**Task details**
Your answer should consist of the lines in the following data that contain "icon".

──────── Data for review

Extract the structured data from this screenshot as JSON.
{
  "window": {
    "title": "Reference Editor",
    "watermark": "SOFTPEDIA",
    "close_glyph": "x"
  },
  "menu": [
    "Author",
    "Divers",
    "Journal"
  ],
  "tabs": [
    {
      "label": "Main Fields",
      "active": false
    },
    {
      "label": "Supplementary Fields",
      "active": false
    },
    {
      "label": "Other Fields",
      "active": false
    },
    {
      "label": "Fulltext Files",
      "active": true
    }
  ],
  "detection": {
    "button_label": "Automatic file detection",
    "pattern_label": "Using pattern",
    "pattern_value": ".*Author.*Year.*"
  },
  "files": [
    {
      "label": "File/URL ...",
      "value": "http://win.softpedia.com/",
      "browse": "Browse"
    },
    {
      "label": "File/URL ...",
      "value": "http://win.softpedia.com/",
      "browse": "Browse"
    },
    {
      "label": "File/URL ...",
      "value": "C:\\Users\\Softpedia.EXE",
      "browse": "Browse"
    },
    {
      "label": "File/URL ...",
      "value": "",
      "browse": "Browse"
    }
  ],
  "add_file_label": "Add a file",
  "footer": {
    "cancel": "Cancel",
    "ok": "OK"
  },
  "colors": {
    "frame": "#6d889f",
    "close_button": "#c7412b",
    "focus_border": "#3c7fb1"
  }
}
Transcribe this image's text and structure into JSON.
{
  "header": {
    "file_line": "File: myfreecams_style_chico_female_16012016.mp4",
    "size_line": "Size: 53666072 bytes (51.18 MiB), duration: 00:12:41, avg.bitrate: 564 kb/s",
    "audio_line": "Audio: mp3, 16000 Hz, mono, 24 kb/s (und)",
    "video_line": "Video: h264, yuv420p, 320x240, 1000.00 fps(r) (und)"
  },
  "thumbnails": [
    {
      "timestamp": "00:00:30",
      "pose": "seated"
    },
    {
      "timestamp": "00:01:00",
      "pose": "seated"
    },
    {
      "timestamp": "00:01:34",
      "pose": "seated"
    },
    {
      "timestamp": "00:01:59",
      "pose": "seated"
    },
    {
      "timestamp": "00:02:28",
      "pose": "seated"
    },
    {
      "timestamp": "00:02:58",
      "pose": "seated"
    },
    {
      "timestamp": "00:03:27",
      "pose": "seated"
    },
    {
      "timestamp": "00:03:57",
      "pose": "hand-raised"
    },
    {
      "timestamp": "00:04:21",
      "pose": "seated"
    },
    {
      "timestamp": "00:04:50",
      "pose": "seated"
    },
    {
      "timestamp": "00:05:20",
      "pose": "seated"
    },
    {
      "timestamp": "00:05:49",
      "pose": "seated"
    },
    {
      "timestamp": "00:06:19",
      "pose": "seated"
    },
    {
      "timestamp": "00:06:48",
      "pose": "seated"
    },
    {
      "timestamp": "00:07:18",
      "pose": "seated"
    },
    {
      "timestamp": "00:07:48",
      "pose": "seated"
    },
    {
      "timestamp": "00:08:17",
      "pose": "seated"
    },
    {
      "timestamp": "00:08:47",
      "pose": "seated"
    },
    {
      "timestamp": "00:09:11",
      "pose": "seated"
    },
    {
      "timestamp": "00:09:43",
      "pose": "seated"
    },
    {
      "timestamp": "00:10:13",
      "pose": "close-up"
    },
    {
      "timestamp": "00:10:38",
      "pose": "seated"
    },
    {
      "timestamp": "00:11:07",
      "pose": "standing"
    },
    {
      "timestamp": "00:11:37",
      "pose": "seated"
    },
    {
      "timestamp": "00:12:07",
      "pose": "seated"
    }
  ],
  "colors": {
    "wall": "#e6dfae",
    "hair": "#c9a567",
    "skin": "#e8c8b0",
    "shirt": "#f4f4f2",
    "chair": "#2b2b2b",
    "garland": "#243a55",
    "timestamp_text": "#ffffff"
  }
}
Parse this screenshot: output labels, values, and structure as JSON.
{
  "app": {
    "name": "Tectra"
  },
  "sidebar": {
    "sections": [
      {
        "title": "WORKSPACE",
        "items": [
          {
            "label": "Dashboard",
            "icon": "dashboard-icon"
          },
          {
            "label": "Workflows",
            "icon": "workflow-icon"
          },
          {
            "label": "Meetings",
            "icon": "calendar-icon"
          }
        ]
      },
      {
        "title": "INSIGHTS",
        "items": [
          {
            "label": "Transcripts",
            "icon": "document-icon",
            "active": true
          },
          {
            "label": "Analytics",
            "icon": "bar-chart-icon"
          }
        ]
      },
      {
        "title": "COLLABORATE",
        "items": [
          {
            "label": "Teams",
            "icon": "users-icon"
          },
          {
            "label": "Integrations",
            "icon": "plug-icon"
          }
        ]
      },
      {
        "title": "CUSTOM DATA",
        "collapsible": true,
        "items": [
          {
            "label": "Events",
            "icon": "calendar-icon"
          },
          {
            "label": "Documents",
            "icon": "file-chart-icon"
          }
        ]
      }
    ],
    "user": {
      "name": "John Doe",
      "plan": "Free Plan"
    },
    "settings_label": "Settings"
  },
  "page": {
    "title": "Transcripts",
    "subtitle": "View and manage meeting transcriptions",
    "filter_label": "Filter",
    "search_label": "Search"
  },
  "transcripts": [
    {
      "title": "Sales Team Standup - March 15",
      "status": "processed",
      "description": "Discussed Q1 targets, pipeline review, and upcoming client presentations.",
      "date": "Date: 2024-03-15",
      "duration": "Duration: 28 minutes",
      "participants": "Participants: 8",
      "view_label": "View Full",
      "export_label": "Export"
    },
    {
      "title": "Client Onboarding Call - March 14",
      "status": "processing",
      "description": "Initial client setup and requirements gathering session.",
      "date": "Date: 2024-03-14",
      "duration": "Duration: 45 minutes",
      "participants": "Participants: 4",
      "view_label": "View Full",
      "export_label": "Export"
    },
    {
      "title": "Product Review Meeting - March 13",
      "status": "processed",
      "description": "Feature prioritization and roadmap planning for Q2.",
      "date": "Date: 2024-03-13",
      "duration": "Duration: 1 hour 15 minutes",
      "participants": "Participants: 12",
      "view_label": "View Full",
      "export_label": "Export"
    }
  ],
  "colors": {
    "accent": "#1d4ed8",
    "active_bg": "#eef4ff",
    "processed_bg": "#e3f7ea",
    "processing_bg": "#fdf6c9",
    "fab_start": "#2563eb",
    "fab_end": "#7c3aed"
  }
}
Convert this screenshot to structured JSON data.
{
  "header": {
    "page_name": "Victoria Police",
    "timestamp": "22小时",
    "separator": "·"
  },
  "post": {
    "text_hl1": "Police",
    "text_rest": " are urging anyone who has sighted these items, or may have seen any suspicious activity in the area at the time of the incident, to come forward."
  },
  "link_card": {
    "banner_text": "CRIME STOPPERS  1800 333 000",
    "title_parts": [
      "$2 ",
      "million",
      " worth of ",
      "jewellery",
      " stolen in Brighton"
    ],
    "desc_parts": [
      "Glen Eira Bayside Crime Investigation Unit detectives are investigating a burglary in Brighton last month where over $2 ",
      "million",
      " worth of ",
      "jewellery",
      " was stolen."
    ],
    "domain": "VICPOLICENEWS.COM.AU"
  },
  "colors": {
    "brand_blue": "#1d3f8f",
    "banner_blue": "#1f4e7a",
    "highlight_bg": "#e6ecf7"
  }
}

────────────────

**Output for this task**
            "icon": "dashboard-icon"
            "icon": "workflow-icon"
            "icon": "calendar-icon"
            "icon": "document-icon",
            "icon": "bar-chart-icon"
            "icon": "users-icon"
            "icon": "plug-icon"
            "icon": "calendar-icon"
            "icon": "file-chart-icon"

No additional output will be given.